● TASK TO CARRY OUT: Report every line of the entries that contains the word "JSON".

Entries from a dataset of interfaces:

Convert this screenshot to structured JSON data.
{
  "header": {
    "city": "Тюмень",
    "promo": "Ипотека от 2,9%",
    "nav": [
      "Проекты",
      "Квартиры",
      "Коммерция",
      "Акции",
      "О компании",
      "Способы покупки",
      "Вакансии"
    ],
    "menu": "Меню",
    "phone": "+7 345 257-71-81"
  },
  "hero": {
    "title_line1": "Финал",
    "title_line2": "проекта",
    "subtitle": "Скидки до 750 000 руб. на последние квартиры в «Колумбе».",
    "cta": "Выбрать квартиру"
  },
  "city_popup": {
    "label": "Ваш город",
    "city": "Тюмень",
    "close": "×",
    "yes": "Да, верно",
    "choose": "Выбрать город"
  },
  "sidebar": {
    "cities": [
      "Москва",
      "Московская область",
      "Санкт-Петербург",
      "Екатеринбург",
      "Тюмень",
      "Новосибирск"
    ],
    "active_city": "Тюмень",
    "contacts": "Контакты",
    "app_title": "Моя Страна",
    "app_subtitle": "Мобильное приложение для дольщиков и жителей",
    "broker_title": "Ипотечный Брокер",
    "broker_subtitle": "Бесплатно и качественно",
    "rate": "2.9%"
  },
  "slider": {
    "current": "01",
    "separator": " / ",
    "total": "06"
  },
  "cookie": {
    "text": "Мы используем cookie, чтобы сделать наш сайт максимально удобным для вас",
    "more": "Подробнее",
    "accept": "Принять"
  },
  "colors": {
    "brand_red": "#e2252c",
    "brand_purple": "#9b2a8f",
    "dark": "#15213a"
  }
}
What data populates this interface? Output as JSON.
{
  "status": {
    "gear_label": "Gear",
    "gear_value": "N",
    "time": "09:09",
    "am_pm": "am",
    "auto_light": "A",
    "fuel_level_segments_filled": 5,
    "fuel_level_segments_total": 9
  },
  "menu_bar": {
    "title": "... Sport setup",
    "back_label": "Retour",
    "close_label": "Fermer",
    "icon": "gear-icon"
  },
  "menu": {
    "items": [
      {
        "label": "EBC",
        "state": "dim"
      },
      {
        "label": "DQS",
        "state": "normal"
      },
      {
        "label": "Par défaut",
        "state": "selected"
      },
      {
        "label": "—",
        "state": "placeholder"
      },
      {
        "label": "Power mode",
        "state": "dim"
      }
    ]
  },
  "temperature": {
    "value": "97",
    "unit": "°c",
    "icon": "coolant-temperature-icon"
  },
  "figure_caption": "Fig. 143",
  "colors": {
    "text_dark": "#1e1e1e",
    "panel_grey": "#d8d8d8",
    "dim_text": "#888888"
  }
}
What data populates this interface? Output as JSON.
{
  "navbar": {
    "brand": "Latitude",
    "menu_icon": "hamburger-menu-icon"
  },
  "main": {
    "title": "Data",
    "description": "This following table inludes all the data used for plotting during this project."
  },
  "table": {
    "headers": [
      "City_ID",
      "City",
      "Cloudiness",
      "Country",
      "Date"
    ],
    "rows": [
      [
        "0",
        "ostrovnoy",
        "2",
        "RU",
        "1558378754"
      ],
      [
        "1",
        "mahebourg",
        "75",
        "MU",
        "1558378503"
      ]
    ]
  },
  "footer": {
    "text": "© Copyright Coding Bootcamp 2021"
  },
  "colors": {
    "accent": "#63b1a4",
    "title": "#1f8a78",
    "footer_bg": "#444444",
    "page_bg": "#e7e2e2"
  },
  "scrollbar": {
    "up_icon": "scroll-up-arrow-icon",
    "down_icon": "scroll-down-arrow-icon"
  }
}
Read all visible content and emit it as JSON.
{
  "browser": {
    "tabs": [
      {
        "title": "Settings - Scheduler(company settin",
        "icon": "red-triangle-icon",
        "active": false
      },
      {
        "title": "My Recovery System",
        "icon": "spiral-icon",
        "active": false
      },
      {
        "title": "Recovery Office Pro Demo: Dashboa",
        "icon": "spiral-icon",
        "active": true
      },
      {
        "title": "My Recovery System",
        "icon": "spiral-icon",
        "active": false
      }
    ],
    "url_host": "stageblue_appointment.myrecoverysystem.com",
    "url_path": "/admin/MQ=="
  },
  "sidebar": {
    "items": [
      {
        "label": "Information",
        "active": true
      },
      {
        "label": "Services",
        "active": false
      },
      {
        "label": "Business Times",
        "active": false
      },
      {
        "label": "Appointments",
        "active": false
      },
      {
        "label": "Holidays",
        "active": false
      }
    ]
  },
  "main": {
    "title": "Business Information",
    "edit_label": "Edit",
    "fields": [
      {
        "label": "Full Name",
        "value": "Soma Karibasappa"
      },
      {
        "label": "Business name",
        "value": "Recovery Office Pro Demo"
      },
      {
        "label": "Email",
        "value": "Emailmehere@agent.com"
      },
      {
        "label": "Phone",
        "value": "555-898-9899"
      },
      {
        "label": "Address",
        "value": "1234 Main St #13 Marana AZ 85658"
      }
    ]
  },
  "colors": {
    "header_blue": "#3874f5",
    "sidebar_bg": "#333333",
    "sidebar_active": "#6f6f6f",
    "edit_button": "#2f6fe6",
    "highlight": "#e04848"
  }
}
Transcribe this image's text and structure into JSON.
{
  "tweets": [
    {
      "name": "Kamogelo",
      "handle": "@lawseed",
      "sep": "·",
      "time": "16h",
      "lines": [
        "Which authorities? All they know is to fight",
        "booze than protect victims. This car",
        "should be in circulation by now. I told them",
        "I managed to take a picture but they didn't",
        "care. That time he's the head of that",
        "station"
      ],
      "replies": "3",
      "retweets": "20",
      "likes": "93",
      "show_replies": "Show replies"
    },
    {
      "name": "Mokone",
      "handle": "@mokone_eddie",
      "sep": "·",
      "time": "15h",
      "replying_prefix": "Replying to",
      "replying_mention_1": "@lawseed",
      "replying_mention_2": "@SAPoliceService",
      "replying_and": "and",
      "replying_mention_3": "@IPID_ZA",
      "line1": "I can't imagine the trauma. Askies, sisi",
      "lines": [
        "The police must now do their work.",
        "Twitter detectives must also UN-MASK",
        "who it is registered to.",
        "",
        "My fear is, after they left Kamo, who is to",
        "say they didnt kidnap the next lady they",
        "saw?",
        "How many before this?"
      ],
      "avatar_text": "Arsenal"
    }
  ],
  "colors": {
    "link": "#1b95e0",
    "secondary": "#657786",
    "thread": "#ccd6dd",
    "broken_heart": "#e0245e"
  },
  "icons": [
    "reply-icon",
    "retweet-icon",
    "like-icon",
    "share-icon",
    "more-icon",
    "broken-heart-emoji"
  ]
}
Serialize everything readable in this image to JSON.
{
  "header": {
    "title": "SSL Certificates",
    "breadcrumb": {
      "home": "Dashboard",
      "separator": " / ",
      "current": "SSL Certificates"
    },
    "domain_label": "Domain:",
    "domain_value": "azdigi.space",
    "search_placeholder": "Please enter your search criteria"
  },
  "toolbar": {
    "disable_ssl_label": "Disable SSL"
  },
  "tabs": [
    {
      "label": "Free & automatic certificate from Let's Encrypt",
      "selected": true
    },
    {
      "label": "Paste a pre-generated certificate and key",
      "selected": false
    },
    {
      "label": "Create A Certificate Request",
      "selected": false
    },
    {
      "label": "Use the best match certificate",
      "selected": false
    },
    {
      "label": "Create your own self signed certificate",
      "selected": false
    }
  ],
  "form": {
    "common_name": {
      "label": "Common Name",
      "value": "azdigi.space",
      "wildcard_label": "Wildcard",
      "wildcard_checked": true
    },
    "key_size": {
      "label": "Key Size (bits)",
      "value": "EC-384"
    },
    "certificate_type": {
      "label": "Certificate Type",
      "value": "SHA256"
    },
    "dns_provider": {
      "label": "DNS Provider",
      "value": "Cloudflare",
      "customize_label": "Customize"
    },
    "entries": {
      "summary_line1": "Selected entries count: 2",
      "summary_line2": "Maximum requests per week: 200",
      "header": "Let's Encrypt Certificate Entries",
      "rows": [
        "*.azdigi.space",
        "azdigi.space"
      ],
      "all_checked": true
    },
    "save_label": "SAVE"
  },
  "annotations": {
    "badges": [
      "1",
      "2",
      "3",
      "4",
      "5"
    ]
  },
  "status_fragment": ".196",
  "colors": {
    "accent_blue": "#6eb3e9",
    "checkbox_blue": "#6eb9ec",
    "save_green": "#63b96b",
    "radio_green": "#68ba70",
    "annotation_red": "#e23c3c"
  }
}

● EXERCISE OUTPUT:
Convert this screenshot to structured JSON data.
What data populates this interface? Output as JSON.
What data populates this interface? Output as JSON.
Read all visible content and emit it as JSON.
Transcribe this image's text and structure into JSON.
Serialize everything readable in this image to JSON.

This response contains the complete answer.